But the Texan, last week promoted to chief executive of Ketchum London, concedes he wasn't sure at first whether he'd end up a journalist or a PR man.
Gallagher, from Round Rock, outside Austin, says he was fascinated by newspapers as a youth, an interest triggered by his grandfather, who ran three papers in rural Oklahoma.
'Man, I liked to see those presses roll,' he recalls, his Texan accent diluted by three years in London and six on the US east coast.
Though proud of his roots - he wore cowboy boots to October's PRWeek Awards - he says he couldn't wait to get out of the Lone Star State to help his career. The journalism graduate landed his first proper job in Washington DC 'writing and editing documents' at the National Mental Health Association.
He concedes that he had very little initial interest in PR, saying his subsequent path through various healthcare PR roles to his current job 'hasn't been part of a game plan', but when he joined the American Diabetes Association as PR manager, he says, he soon 'got the PR bug'.
He remembers being 'pretty green' when, as a 24-year-old, he received a 'stern telling-off' from his bosses for giving an interview in what he describes as 'Texan Spanish', which resulted in his own picture and quotes appearing in print, not those of his bosses.
After a year at Barksdale Ballard, a 20-strong PR firm in Alexandria, Virginia, he joined Ketchum, the Omnicom-backed PR giant, as healthcare vice-president in Washington. In 2000 he answered a call from the late James Maxwell to become Ketchum's European healthcare managing director.
Gallagher, who became deputy chief executive when he brought Mark Cater back from New York to be UK healthcare chief, was confirmed in the top role last week when former incumbent Jon Higgins was promoted to European chief executive.
Gallagher and Higgins, also an American, organised a staff barbecue to mark 4 July, creating the impression of an agency with a solidly American esprit, but one Ketchum staffer describes Gallagher as an 'American with a truly British sense of humour'.
Resident in Hampstead, north London, Gallagher spends much of his social time with his family, including two young children, which means he's been 'watching lots of Noddy' and has seen 'every museum in London'.
Gallagher is not one for industry schmoozing, preferring to spend time with his family. He believes the UK PR industry is 'more creative and faster' than its cousin in the US, pointing out that the financial, political and entertainment hubs are 'within a few blocks', whereas in the US they are spread between New York, Washington and Los Angeles.
However, he is critical of what he sees as British PROs' 'general pre-occupation with the print media' ahead of broadcast outlets, particularly radio. He says: 'I don't often hear people saying: "What about radio?
Is this a drivetime story?"'
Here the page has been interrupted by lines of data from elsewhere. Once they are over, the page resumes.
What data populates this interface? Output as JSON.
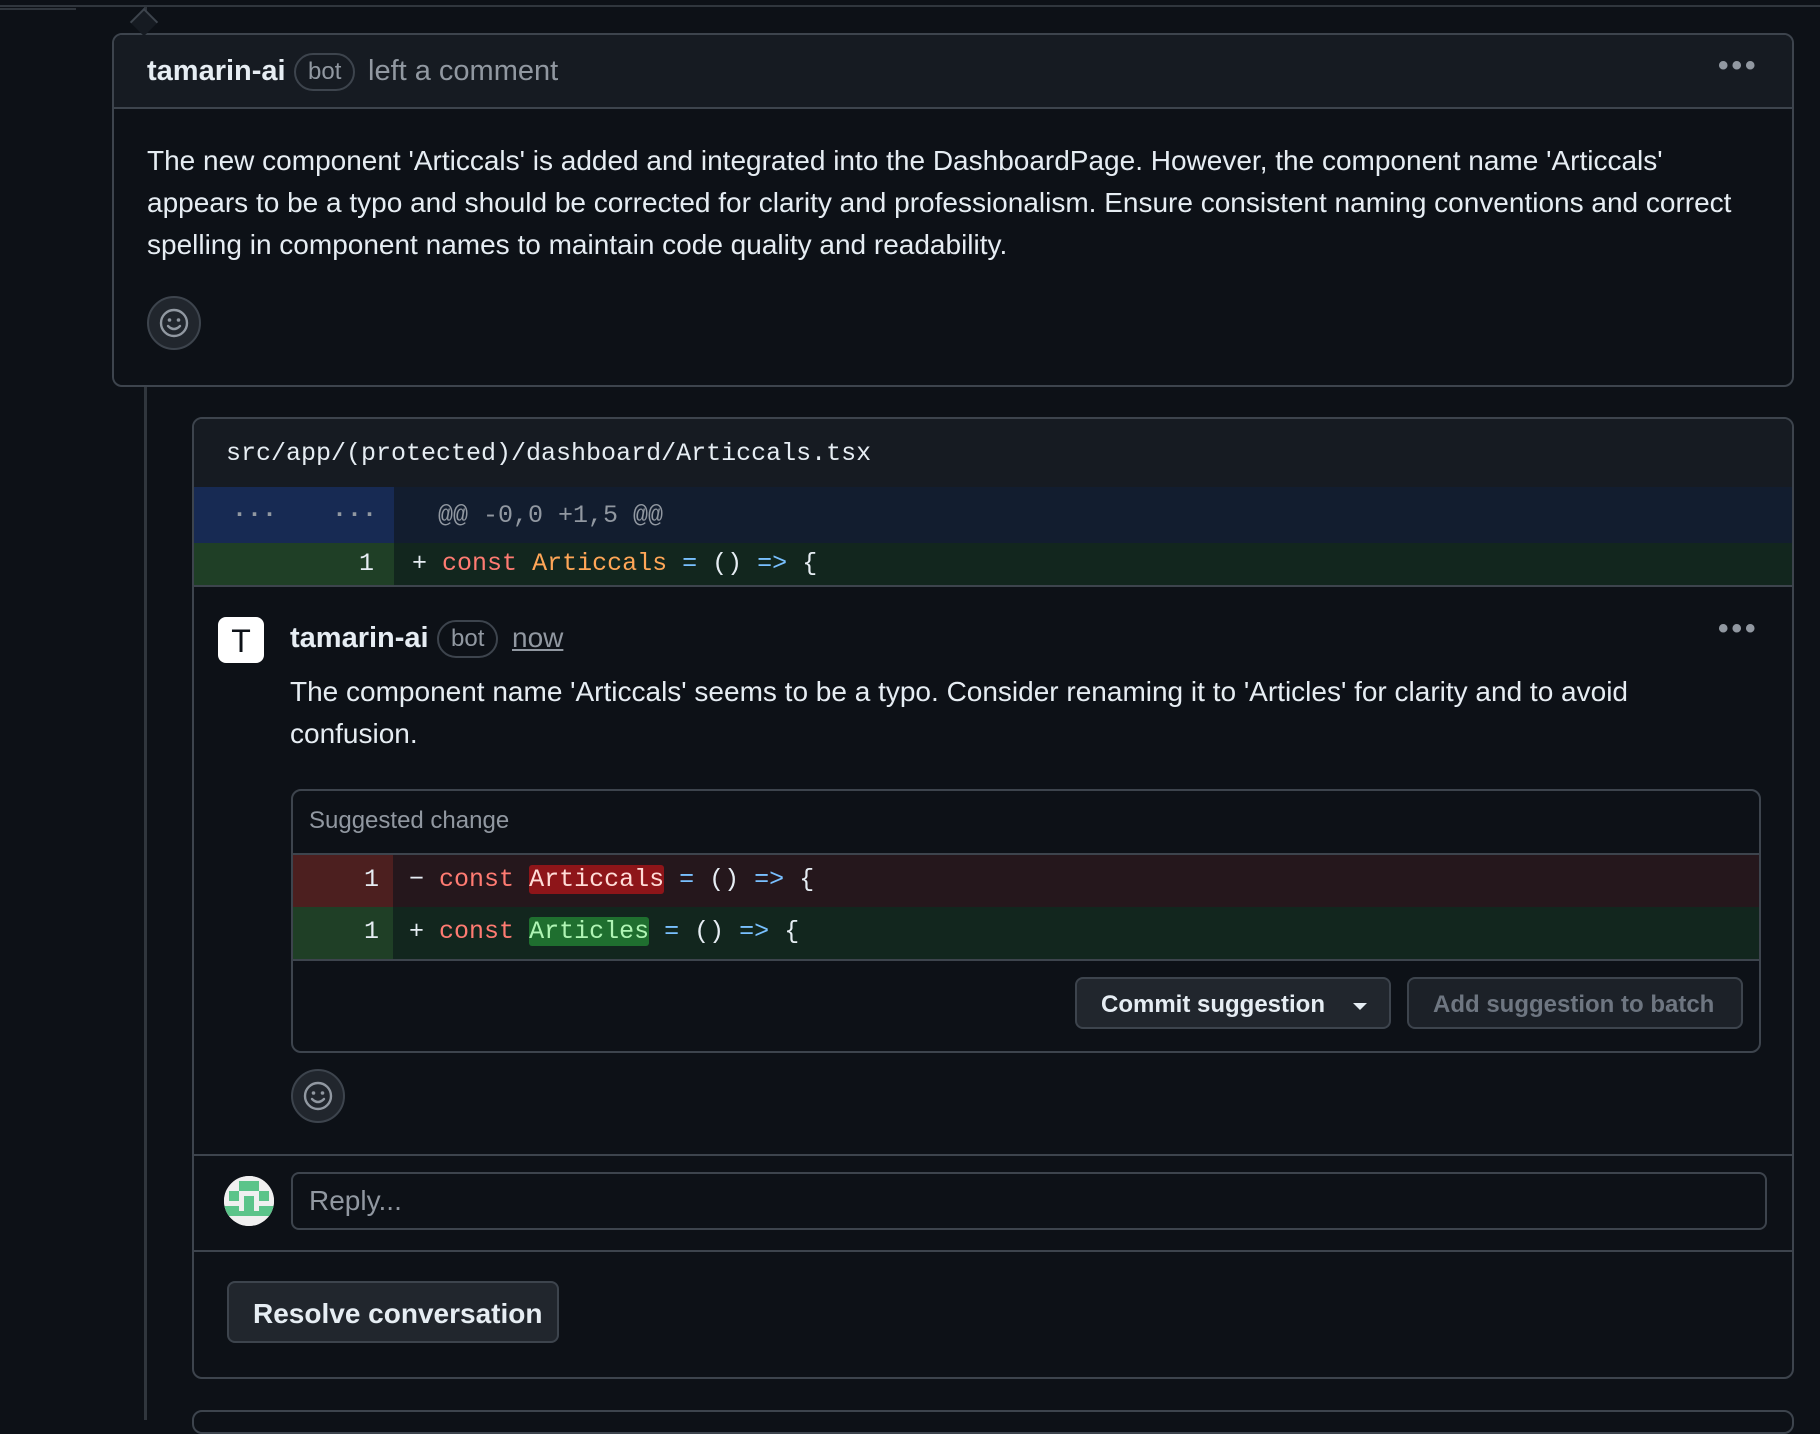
{
  "review_comment": {
    "author": "tamarin-ai",
    "badge": "bot",
    "action": "left a comment",
    "body": "The new component 'Articcals' is added and integrated into the DashboardPage. However, the component name 'Articcals' appears to be a typo and should be corrected for clarity and professionalism. Ensure consistent naming conventions and correct spelling in component names to maintain code quality and readability.",
    "menu_icon": "kebab-horizontal-icon",
    "reaction_icon": "smiley-icon"
  },
  "file": {
    "path": "src/app/(protected)/dashboard/Articcals.tsx",
    "hunk": {
      "old_num": "...",
      "new_num": "...",
      "header": "@@ -0,0 +1,5 @@"
    },
    "line": {
      "num": "1",
      "sign": "+",
      "kw": "const",
      "name": "Articcals",
      "eq": "=",
      "parens": "()",
      "arrow": "=>",
      "brace": "{"
    }
  },
  "inline_comment": {
    "avatar_letter": "T",
    "author": "tamarin-ai",
    "badge": "bot",
    "time": "now",
    "body": "The component name 'Articcals' seems to be a typo. Consider renaming it to 'Articles' for clarity and to avoid confusion.",
    "suggestion": {
      "title": "Suggested change",
      "removed": {
        "num": "1",
        "sign": "−",
        "kw": "const",
        "name": "Articcals",
        "eq": "=",
        "parens": "()",
        "arrow": "=>",
        "brace": "{"
      },
      "added": {
        "num": "1",
        "sign": "+",
        "kw": "const",
        "name": "Articles",
        "eq": "=",
        "parens": "()",
        "arrow": "=>",
        "brace": "{"
      },
      "commit_label": "Commit suggestion",
      "batch_label": "Add suggestion to batch"
    }
  },
  "reply": {
    "placeholder": "Reply..."
  },
  "resolve_label": "Resolve conversation",
  "colors": {
    "background": "#0d1117",
    "border": "#3d444d",
    "addition": "#12261e",
    "deletion": "#25171c",
    "hunk": "#121d2f"
  }
}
As to Ketchum itself, Gallagher reports 'solid and satisfying' UK growth in the past two years. Staff numbers have remained consistent in that time, although he argues that Ketchum is now 'more efficient' because designers and admin staff have been axed in favour of more account handlers. 'I think the industry got a little bloated, and I'm not excluding Ketchum from that,' he says.
Gallagher's determination to grow Ketchum's UK presence is strong. He cites agency acquisitions as a 'serious priority', hinting that at least one corporate and public affairs firm will be bought within the next year.
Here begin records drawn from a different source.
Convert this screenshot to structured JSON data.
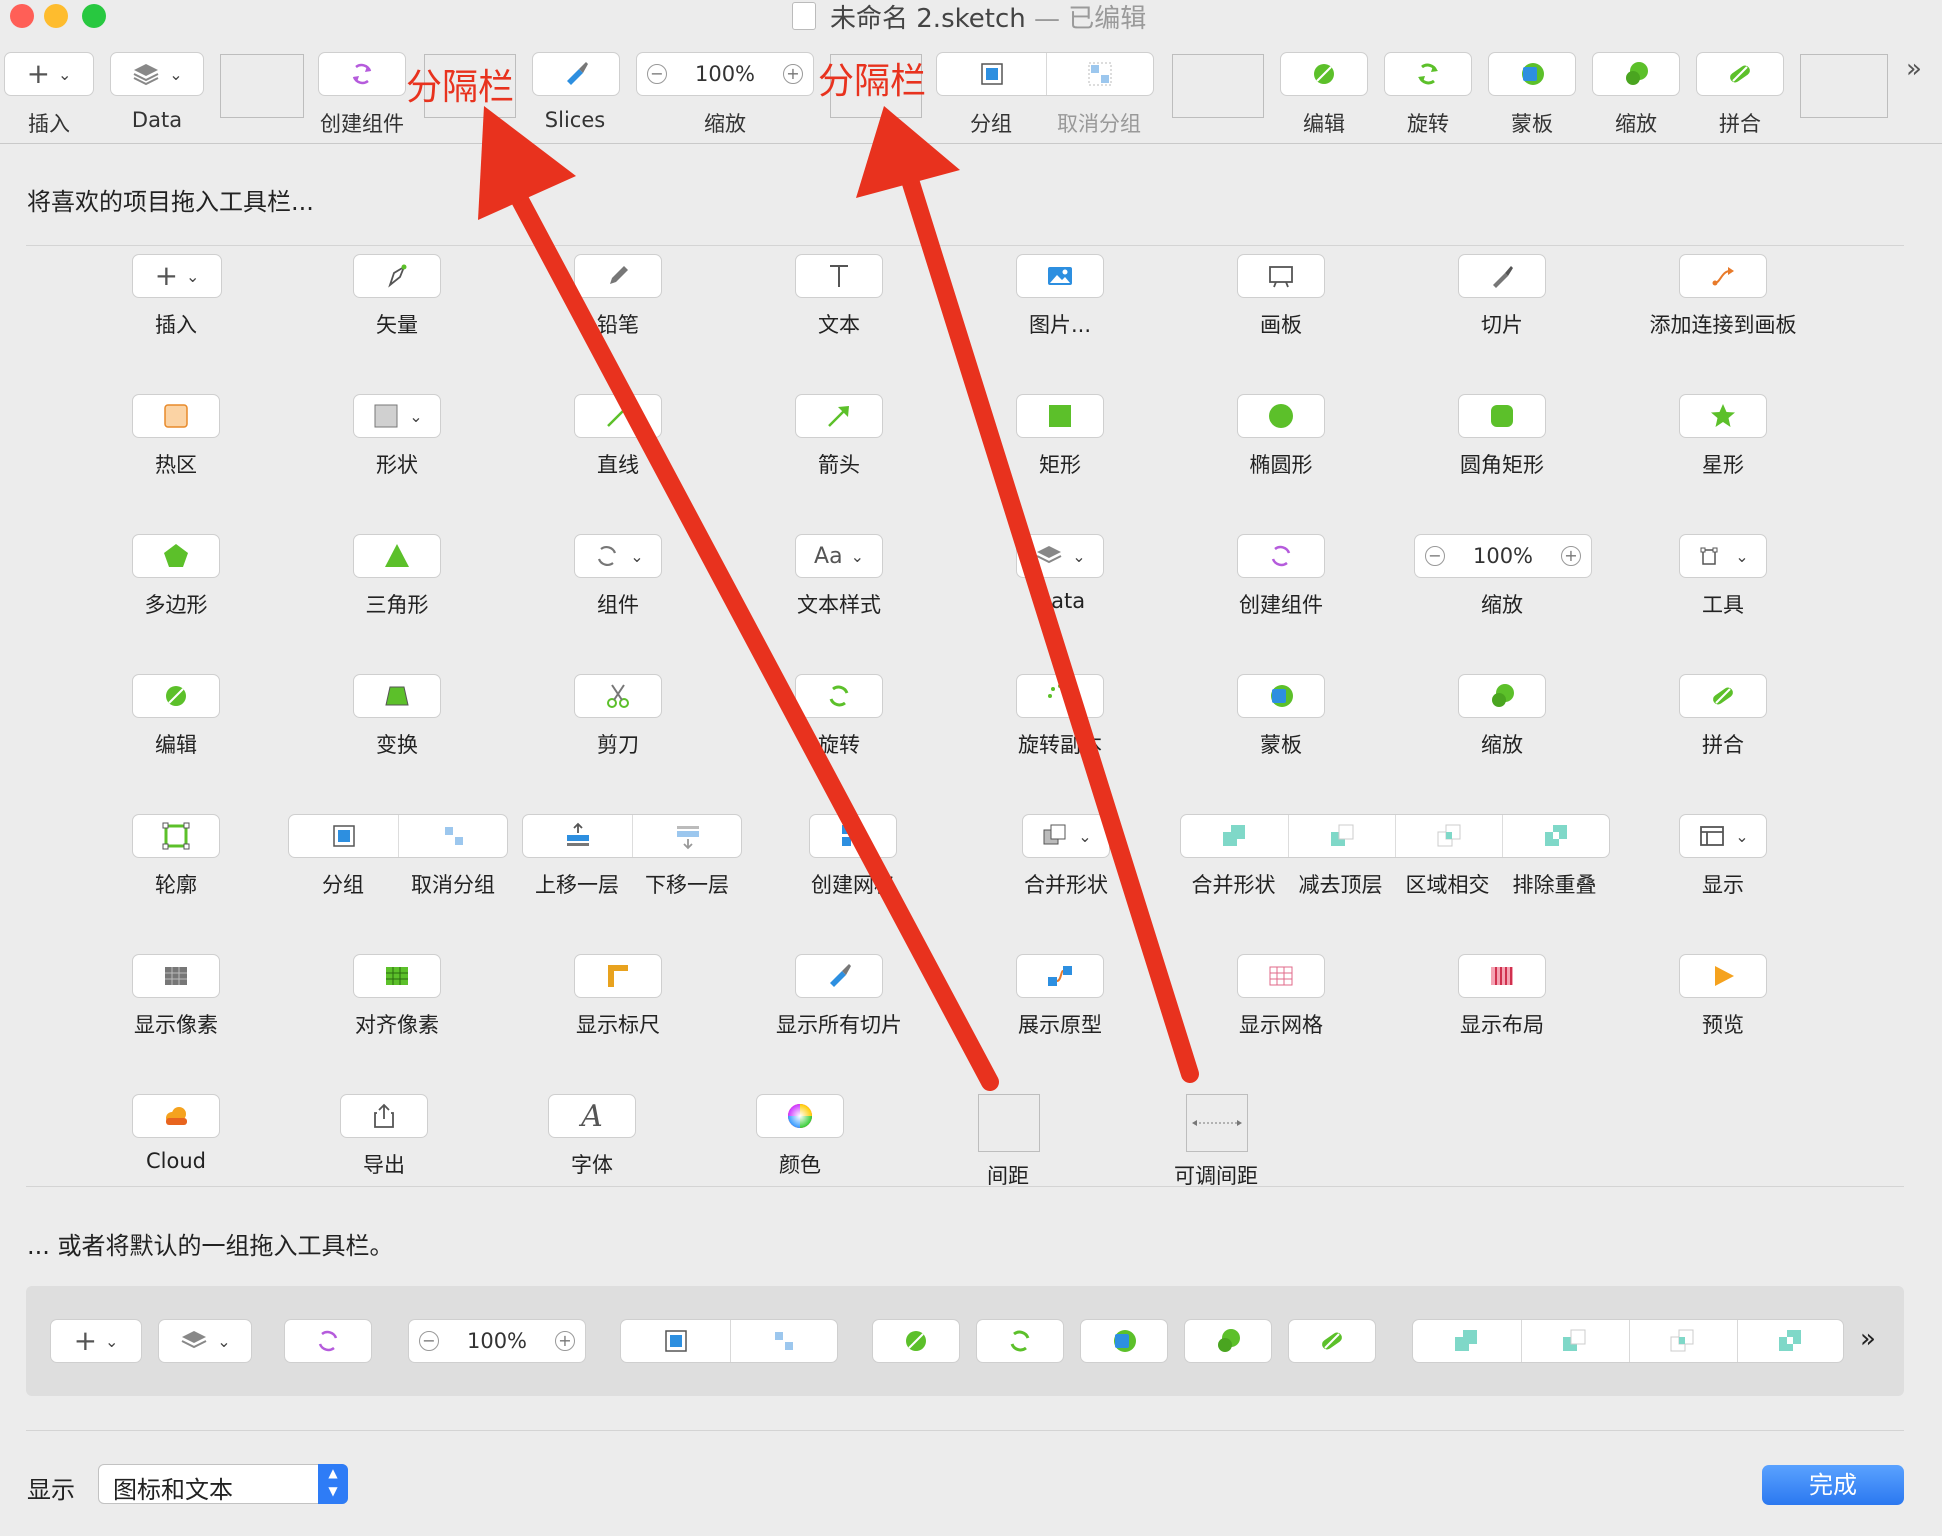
{
  "window": {
    "title": "未命名 2.sketch",
    "title_separator": " — ",
    "edited": "已编辑"
  },
  "toolbar": {
    "items": [
      {
        "label": "插入"
      },
      {
        "label": "Data"
      },
      {
        "label": "创建组件"
      },
      {
        "label": "Slices"
      },
      {
        "label": "缩放",
        "zoom_value": "100%"
      },
      {
        "label": "分组"
      },
      {
        "label": "取消分组"
      },
      {
        "label": "编辑"
      },
      {
        "label": "旋转"
      },
      {
        "label": "蒙板"
      },
      {
        "label": "缩放"
      },
      {
        "label": "拼合"
      }
    ],
    "overflow": "»"
  },
  "annotations": {
    "separator_label_1": "分隔栏",
    "separator_label_2": "分隔栏",
    "arrow_color": "#e8321e"
  },
  "palette": {
    "heading": "将喜欢的项目拖入工具栏...",
    "rows": [
      [
        "插入",
        "矢量",
        "铅笔",
        "文本",
        "图片...",
        "画板",
        "切片",
        "添加连接到画板"
      ],
      [
        "热区",
        "形状",
        "直线",
        "箭头",
        "矩形",
        "椭圆形",
        "圆角矩形",
        "星形"
      ],
      [
        "多边形",
        "三角形",
        "组件",
        "文本样式",
        "Data",
        "创建组件",
        "缩放",
        "工具"
      ],
      [
        "编辑",
        "变换",
        "剪刀",
        "旋转",
        "旋转副本",
        "蒙板",
        "缩放",
        "拼合"
      ],
      [
        "轮廓",
        "分组",
        "取消分组",
        "上移一层",
        "下移一层",
        "创建网格",
        "合并形状",
        "合并形状",
        "减去顶层",
        "区域相交",
        "排除重叠",
        "显示"
      ],
      [
        "显示像素",
        "对齐像素",
        "显示标尺",
        "显示所有切片",
        "展示原型",
        "显示网格",
        "显示布局",
        "预览"
      ],
      [
        "Cloud",
        "导出",
        "字体",
        "颜色",
        "间距",
        "可调间距"
      ]
    ],
    "zoom_value": "100%",
    "text_style_glyph": "Aa",
    "font_glyph": "A"
  },
  "defaults": {
    "heading": "... 或者将默认的一组拖入工具栏。",
    "zoom_value": "100%",
    "overflow": "»"
  },
  "footer": {
    "show_label": "显示",
    "show_value": "图标和文本",
    "done_label": "完成"
  },
  "colors": {
    "accent": "#2e7cf6",
    "green": "#5cc02a",
    "purple": "#b55bdc",
    "blue": "#2d8fe0"
  }
}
Chris Salt, deputy chief executive at sister-Omnicom firm Gavin Anderson & Co, says Gallagher has an 'understated intelligence that clients appreciate'.
Despite his promotion, Gallagher plans to continue spending at least half his time on day-to-day client work, with the rest split between 'HR-related stuff', administration and chasing new business.
He reiterates that he's never had a personal 'game plan' but, showing the same enthusiasm with which he describes his grandfather's printing presses back in Oklahoma, he says he expects to be in London for 'the duration'.
But he concludes: 'Someone asked me if there's an organogram for Ketchum, and I hate that. If we drew one, I think we'd turn it upside down.'
1988: Writer/editor, US National Mental Health Association
1992: PR manager, American Diabetes Association
1994: Vice-president healthcare, Ketchum Washington DC
2000: Managing director Europe healthcare, Ketchum London
2003: Chief executive, Ketchum London